# Goal of the exercise
Please return every line below that contains the string "Number".

# Records to process
>>
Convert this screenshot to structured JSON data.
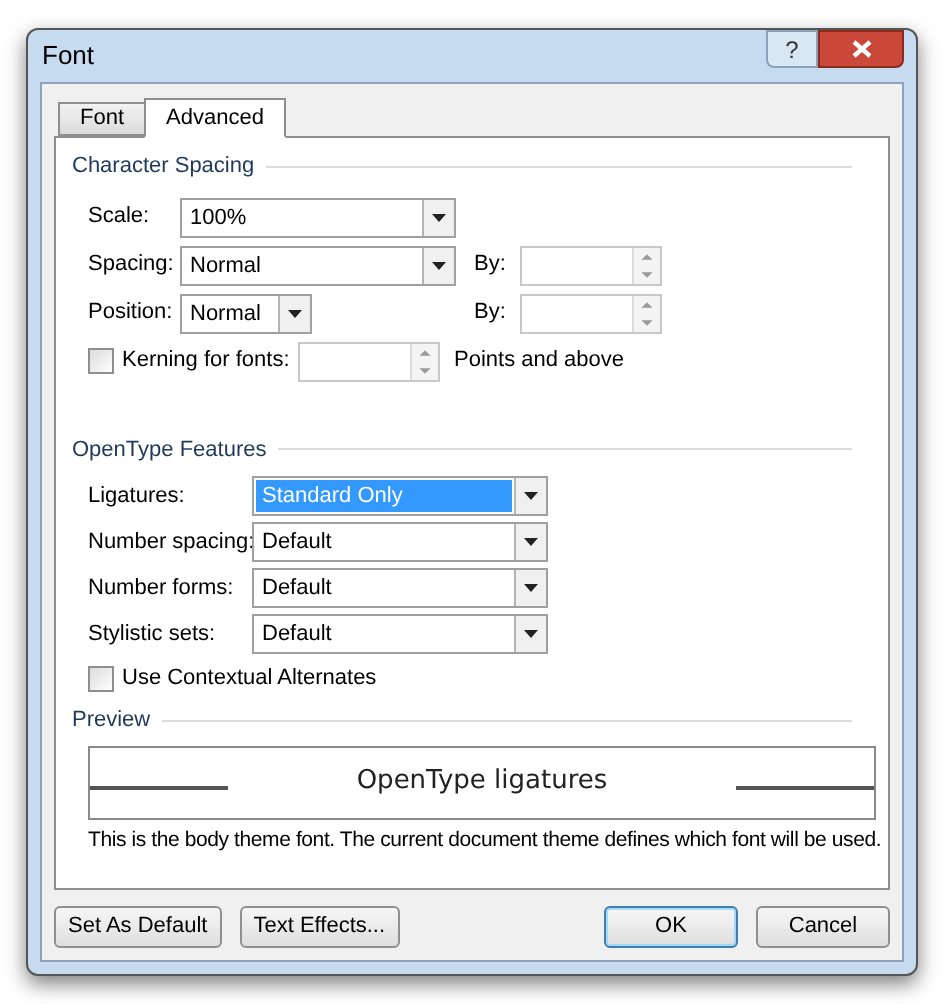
{
  "window": {
    "title": "Font",
    "help": "?"
  },
  "tabs": [
    {
      "label": "Font",
      "selected": false
    },
    {
      "label": "Advanced",
      "selected": true
    }
  ],
  "character_spacing": {
    "heading": "Character Spacing",
    "rows": [
      {
        "kind": "select",
        "label": "Scale:",
        "value": "100%"
      },
      {
        "kind": "select_by",
        "label": "Spacing:",
        "value": "Normal",
        "by_label": "By:"
      },
      {
        "kind": "short_select_by",
        "label": "Position:",
        "value": "Normal",
        "by_label": "By:"
      },
      {
        "kind": "checkbox_spin",
        "label": "Kerning for fonts:",
        "checked": false,
        "suffix": "Points and above"
      }
    ]
  },
  "opentype_features": {
    "heading": "OpenType Features",
    "selects": [
      {
        "label": "Ligatures:",
        "value": "Standard Only",
        "selected": true
      },
      {
        "label": "Number spacing:",
        "value": "Default",
        "selected": false
      },
      {
        "label": "Number forms:",
        "value": "Default",
        "selected": false
      },
      {
        "label": "Stylistic sets:",
        "value": "Default",
        "selected": false
      }
    ],
    "checkbox": {
      "label": "Use Contextual Alternates",
      "checked": false
    }
  },
  "preview": {
    "heading": "Preview",
    "sample": "OpenType ligatures",
    "description": "This is the body theme font. The current document theme defines which font will be used."
  },
  "buttons": [
    {
      "label": "Set As Default",
      "default": false
    },
    {
      "label": "Text Effects...",
      "default": false
    },
    {
      "label": "OK",
      "default": true
    },
    {
      "label": "Cancel",
      "default": false
    }
  ]
}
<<
# Result
        "label": "Number spacing:",
        "label": "Number forms:",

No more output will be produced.